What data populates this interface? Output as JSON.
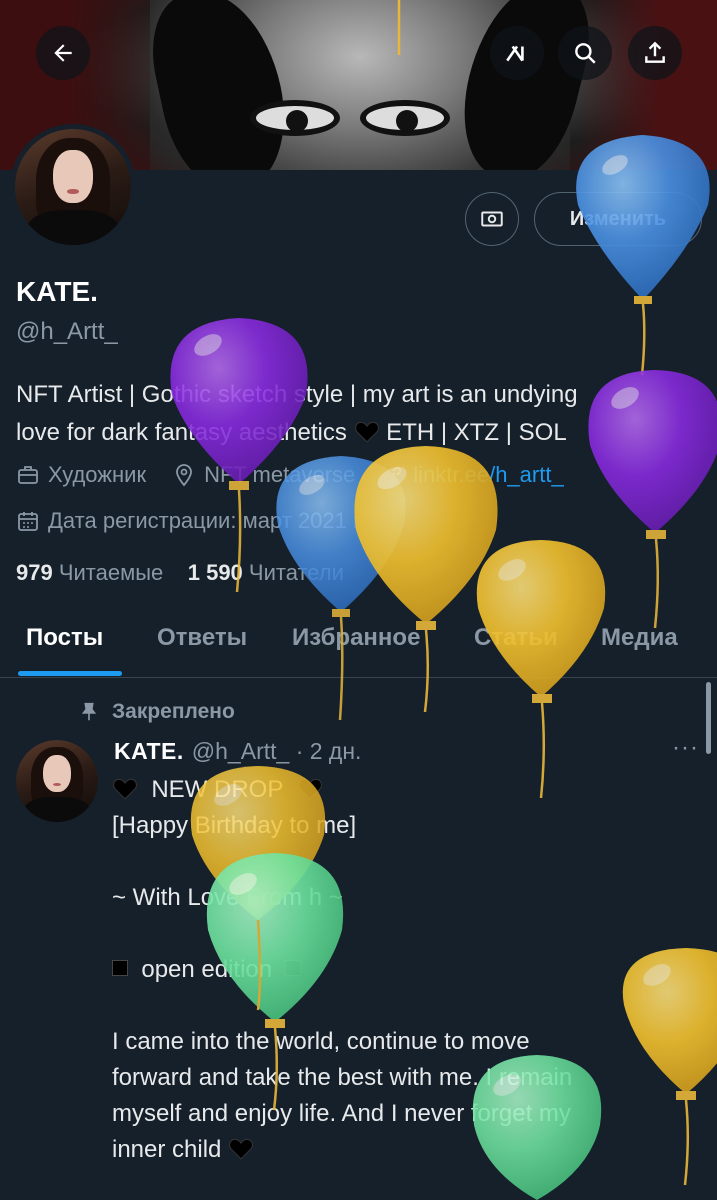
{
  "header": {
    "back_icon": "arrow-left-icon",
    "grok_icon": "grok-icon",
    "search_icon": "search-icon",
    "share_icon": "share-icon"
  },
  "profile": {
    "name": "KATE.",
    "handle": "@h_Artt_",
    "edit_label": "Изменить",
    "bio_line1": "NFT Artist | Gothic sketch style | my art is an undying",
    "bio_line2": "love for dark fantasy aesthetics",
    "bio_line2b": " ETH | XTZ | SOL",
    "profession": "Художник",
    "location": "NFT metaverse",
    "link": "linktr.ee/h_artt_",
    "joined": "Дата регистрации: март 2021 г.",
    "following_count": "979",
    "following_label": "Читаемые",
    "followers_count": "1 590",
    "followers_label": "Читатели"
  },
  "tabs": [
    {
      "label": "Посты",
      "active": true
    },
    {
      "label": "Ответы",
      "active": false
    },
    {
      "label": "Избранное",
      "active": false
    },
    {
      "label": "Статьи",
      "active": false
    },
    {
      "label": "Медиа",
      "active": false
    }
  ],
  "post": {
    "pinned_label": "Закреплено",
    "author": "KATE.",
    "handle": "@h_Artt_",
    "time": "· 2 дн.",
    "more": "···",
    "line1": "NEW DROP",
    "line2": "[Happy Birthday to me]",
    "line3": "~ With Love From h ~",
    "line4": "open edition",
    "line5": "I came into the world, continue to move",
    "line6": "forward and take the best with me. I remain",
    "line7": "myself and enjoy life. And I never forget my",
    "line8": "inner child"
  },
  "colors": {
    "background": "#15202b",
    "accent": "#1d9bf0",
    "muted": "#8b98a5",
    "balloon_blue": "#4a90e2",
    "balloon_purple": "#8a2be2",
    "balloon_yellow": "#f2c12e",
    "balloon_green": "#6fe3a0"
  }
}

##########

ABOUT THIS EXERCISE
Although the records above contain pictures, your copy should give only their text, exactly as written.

ANSWER SECTION
What data populates this interface? Output as JSON.
{
  "header": {
    "back_icon": "arrow-left-icon",
    "grok_icon": "grok-icon",
    "search_icon": "search-icon",
    "share_icon": "share-icon"
  },
  "profile": {
    "name": "KATE.",
    "handle": "@h_Artt_",
    "edit_label": "Изменить",
    "bio_line1": "NFT Artist | Gothic sketch style | my art is an undying",
    "bio_line2": "love for dark fantasy aesthetics",
    "bio_line2b": " ETH | XTZ | SOL",
    "profession": "Художник",
    "location": "NFT metaverse",
    "link": "linktr.ee/h_artt_",
    "joined": "Дата регистрации: март 2021 г.",
    "following_count": "979",
    "following_label": "Читаемые",
    "followers_count": "1 590",
    "followers_label": "Читатели"
  },
  "tabs": [
    {
      "label": "Посты",
      "active": true
    },
    {
      "label": "Ответы",
      "active": false
    },
    {
      "label": "Избранное",
      "active": false
    },
    {
      "label": "Статьи",
      "active": false
    },
    {
      "label": "Медиа",
      "active": false
    }
  ],
  "post": {
    "pinned_label": "Закреплено",
    "author": "KATE.",
    "handle": "@h_Artt_",
    "time": "· 2 дн.",
    "more": "···",
    "line1": "NEW DROP",
    "line2": "[Happy Birthday to me]",
    "line3": "~ With Love From h ~",
    "line4": "open edition",
    "line5": "I came into the world, continue to move",
    "line6": "forward and take the best with me. I remain",
    "line7": "myself and enjoy life. And I never forget my",
    "line8": "inner child"
  },
  "colors": {
    "background": "#15202b",
    "accent": "#1d9bf0",
    "muted": "#8b98a5",
    "balloon_blue": "#4a90e2",
    "balloon_purple": "#8a2be2",
    "balloon_yellow": "#f2c12e",
    "balloon_green": "#6fe3a0"
  }
}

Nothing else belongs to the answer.